Page and application data records.
|---|

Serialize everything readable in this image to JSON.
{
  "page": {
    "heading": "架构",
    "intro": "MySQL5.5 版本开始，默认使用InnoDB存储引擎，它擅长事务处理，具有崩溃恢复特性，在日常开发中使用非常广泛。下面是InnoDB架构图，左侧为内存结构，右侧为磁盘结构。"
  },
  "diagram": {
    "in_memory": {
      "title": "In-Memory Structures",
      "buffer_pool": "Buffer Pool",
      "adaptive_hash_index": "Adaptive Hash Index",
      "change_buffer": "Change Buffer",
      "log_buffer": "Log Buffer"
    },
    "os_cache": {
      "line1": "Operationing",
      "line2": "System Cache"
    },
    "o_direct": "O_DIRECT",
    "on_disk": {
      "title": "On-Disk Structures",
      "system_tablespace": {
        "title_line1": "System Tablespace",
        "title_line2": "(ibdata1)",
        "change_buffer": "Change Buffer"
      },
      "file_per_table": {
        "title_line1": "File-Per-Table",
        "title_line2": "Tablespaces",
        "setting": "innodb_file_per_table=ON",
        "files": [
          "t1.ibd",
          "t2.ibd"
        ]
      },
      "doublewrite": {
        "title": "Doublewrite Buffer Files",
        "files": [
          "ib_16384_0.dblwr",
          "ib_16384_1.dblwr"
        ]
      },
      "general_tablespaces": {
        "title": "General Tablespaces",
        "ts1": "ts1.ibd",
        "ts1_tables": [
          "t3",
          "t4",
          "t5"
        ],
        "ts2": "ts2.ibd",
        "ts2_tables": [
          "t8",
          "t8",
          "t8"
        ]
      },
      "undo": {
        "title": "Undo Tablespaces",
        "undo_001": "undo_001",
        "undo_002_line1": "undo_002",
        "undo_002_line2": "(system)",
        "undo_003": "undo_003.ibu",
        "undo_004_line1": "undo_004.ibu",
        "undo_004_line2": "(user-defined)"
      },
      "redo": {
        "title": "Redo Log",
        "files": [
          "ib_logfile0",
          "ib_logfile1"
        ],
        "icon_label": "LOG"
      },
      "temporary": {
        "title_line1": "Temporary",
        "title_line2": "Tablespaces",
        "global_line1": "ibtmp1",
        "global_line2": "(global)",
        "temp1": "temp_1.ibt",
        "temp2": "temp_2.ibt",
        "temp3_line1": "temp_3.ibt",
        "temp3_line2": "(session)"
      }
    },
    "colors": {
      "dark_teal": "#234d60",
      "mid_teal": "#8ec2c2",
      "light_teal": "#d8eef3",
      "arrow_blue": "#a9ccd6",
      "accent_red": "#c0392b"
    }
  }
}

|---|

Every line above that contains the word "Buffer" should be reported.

      "buffer_pool": "Buffer Pool",
      "change_buffer": "Change Buffer",
      "log_buffer": "Log Buffer"
        "change_buffer": "Change Buffer"
        "title": "Doublewrite Buffer Files",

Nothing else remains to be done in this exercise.